#### WHAT TO DO:
Return all entries verbatim; skip any pictures.

(Interface dataset entries)
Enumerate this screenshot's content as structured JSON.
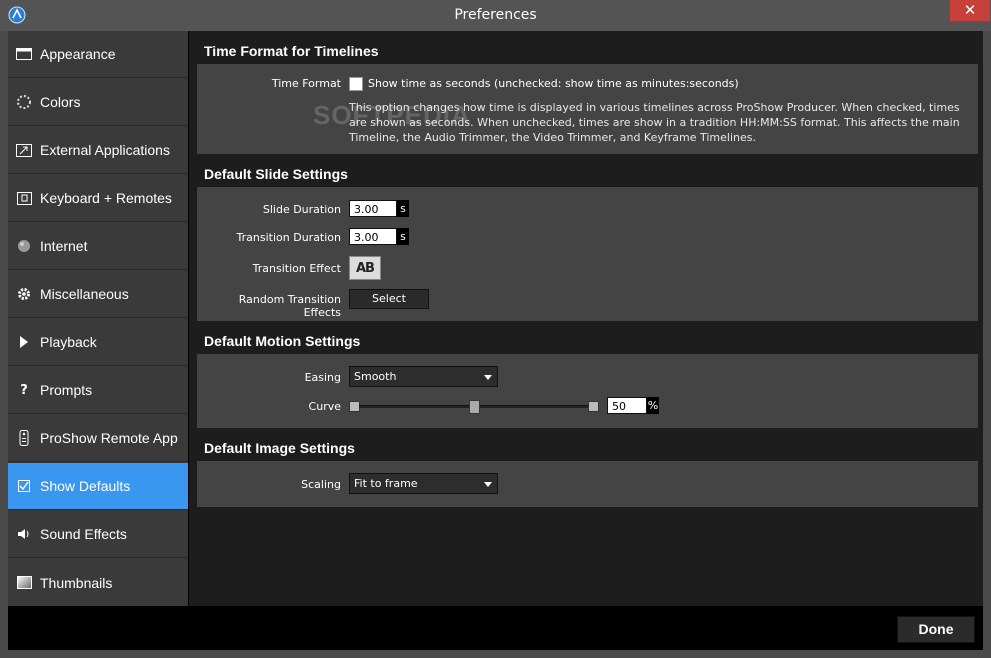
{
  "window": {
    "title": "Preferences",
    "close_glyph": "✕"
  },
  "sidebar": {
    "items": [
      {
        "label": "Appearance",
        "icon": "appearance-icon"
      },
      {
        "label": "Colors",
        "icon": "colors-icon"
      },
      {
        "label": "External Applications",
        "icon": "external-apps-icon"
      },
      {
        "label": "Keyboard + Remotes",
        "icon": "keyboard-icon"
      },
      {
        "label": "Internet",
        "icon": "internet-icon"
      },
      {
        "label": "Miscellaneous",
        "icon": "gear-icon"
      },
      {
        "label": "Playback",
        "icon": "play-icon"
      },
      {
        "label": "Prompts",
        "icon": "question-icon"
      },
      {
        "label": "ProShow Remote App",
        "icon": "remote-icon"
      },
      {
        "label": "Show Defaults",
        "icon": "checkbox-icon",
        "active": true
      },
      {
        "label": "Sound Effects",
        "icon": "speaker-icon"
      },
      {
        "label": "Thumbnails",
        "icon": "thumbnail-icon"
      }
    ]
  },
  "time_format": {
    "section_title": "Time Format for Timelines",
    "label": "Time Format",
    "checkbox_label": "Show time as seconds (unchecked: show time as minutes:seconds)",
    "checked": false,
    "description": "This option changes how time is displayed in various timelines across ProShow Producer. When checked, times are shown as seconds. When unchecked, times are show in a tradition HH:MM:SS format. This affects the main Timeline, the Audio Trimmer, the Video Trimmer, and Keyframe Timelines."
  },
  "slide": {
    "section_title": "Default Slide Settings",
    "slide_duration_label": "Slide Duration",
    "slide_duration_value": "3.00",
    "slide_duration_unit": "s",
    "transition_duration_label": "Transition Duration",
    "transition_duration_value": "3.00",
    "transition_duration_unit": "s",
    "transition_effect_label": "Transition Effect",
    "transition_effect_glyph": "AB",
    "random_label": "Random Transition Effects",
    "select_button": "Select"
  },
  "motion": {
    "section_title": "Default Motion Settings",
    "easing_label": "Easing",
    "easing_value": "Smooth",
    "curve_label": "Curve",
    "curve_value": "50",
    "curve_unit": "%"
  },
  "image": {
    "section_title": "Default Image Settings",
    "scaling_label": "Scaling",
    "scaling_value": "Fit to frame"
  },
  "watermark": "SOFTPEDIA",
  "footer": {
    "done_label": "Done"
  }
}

#### REPLY TO THE TASK:
Enumerate this screenshot's content as structured JSON.
{
  "window": {
    "title": "Preferences",
    "close_glyph": "✕"
  },
  "sidebar": {
    "items": [
      {
        "label": "Appearance",
        "icon": "appearance-icon"
      },
      {
        "label": "Colors",
        "icon": "colors-icon"
      },
      {
        "label": "External Applications",
        "icon": "external-apps-icon"
      },
      {
        "label": "Keyboard + Remotes",
        "icon": "keyboard-icon"
      },
      {
        "label": "Internet",
        "icon": "internet-icon"
      },
      {
        "label": "Miscellaneous",
        "icon": "gear-icon"
      },
      {
        "label": "Playback",
        "icon": "play-icon"
      },
      {
        "label": "Prompts",
        "icon": "question-icon"
      },
      {
        "label": "ProShow Remote App",
        "icon": "remote-icon"
      },
      {
        "label": "Show Defaults",
        "icon": "checkbox-icon",
        "active": true
      },
      {
        "label": "Sound Effects",
        "icon": "speaker-icon"
      },
      {
        "label": "Thumbnails",
        "icon": "thumbnail-icon"
      }
    ]
  },
  "time_format": {
    "section_title": "Time Format for Timelines",
    "label": "Time Format",
    "checkbox_label": "Show time as seconds (unchecked: show time as minutes:seconds)",
    "checked": false,
    "description": "This option changes how time is displayed in various timelines across ProShow Producer. When checked, times are shown as seconds. When unchecked, times are show in a tradition HH:MM:SS format. This affects the main Timeline, the Audio Trimmer, the Video Trimmer, and Keyframe Timelines."
  },
  "slide": {
    "section_title": "Default Slide Settings",
    "slide_duration_label": "Slide Duration",
    "slide_duration_value": "3.00",
    "slide_duration_unit": "s",
    "transition_duration_label": "Transition Duration",
    "transition_duration_value": "3.00",
    "transition_duration_unit": "s",
    "transition_effect_label": "Transition Effect",
    "transition_effect_glyph": "AB",
    "random_label": "Random Transition Effects",
    "select_button": "Select"
  },
  "motion": {
    "section_title": "Default Motion Settings",
    "easing_label": "Easing",
    "easing_value": "Smooth",
    "curve_label": "Curve",
    "curve_value": "50",
    "curve_unit": "%"
  },
  "image": {
    "section_title": "Default Image Settings",
    "scaling_label": "Scaling",
    "scaling_value": "Fit to frame"
  },
  "watermark": "SOFTPEDIA",
  "footer": {
    "done_label": "Done"
  }
}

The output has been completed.